- EXERCISE DETAILS:
State how many lines of the records contain the string "poubelle". Give the number alone.

[Interface dataset entries]
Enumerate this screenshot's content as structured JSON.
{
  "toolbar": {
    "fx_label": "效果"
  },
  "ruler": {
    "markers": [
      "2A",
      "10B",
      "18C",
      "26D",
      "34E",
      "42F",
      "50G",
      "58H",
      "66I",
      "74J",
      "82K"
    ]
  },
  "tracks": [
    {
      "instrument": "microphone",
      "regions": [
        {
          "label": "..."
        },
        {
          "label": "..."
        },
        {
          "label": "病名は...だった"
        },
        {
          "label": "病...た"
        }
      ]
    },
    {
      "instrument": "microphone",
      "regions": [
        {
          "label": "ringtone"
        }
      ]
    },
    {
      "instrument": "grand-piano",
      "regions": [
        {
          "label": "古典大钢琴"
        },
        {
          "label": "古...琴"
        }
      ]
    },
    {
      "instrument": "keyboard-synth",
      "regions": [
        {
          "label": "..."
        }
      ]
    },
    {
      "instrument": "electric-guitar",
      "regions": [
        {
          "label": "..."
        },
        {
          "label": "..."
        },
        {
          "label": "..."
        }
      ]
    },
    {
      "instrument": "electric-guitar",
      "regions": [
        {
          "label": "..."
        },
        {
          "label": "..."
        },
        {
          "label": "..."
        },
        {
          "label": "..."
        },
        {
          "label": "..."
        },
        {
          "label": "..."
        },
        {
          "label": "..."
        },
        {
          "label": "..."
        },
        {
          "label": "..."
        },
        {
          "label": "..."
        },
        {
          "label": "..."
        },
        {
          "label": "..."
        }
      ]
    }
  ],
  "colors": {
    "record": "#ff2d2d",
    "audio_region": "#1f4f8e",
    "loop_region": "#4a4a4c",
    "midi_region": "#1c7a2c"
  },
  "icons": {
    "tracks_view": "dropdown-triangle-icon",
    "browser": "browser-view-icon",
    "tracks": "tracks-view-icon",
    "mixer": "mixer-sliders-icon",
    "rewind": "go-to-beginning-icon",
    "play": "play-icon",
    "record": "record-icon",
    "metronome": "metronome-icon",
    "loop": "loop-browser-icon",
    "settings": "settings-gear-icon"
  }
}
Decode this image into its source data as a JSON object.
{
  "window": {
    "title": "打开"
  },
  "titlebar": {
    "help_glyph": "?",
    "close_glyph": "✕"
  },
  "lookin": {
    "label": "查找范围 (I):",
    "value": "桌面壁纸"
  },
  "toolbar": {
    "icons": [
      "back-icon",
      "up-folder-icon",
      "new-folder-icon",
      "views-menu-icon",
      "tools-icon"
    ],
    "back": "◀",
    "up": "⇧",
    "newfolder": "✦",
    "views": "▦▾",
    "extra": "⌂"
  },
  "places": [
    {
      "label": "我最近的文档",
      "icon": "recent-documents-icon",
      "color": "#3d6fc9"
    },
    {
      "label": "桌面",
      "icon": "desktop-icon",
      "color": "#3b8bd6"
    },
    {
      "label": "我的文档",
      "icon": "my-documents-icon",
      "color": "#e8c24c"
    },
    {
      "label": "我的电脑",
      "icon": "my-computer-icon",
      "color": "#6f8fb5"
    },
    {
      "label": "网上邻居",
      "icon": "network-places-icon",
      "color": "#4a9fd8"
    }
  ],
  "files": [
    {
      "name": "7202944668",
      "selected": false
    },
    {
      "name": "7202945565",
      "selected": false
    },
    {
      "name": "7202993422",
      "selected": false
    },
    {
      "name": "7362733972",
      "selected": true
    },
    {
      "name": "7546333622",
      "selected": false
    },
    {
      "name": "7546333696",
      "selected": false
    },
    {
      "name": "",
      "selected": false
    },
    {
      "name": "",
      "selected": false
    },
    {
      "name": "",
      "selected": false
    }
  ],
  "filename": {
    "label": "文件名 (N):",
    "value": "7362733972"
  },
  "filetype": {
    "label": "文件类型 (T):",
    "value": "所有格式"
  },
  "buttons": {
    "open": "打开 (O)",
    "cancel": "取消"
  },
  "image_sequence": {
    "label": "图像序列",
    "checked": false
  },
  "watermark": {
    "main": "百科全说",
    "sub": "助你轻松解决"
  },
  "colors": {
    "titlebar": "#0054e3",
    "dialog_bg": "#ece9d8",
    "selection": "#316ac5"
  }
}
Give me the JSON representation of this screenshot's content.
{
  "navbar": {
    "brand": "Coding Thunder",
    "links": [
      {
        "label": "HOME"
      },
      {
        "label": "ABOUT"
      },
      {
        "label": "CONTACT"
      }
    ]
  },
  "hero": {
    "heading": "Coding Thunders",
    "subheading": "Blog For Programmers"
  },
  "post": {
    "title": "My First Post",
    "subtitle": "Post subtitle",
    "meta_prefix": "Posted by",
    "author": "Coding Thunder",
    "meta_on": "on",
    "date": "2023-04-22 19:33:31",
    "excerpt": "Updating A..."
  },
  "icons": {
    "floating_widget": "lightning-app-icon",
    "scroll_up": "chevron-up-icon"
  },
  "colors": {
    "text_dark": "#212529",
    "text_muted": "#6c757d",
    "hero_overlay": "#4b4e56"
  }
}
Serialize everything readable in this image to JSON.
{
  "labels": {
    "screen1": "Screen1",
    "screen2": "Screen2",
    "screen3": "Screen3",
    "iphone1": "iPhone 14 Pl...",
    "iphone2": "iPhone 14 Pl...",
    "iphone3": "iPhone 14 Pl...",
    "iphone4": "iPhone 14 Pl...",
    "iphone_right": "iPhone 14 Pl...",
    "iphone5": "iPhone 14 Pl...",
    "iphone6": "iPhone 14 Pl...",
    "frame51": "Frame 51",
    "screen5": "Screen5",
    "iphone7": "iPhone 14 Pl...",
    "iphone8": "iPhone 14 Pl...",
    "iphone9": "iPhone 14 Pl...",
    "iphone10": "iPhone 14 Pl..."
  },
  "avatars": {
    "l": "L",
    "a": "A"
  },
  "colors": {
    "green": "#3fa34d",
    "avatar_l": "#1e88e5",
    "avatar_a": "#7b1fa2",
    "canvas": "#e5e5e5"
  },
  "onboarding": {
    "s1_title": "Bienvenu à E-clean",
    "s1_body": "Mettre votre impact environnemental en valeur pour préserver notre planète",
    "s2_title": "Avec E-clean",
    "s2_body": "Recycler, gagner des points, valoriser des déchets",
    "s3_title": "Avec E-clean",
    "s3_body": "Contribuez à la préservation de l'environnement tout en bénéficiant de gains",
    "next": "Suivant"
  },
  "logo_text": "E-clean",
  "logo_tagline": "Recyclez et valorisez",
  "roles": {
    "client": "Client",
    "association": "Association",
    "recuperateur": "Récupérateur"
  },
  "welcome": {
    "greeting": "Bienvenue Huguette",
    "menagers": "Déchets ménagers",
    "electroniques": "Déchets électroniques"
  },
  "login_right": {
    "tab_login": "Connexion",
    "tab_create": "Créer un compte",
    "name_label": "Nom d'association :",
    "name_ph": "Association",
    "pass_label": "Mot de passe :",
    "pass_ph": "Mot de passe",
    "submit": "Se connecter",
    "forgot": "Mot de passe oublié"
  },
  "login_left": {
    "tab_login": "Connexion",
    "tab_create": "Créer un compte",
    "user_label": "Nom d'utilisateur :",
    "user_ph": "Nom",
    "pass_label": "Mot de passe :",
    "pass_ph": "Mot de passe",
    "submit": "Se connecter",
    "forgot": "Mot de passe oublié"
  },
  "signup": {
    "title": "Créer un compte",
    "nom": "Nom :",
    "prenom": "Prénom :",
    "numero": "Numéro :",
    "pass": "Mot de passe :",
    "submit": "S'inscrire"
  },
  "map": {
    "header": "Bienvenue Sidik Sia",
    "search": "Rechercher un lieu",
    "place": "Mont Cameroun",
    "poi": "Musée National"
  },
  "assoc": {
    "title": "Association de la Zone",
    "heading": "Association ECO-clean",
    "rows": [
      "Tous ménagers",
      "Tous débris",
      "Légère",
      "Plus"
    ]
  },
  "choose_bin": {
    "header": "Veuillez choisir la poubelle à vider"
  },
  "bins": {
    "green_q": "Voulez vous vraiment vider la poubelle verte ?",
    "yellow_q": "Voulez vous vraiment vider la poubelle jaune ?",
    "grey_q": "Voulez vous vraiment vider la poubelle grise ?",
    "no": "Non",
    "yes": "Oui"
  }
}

- ANSWER SECTION:
4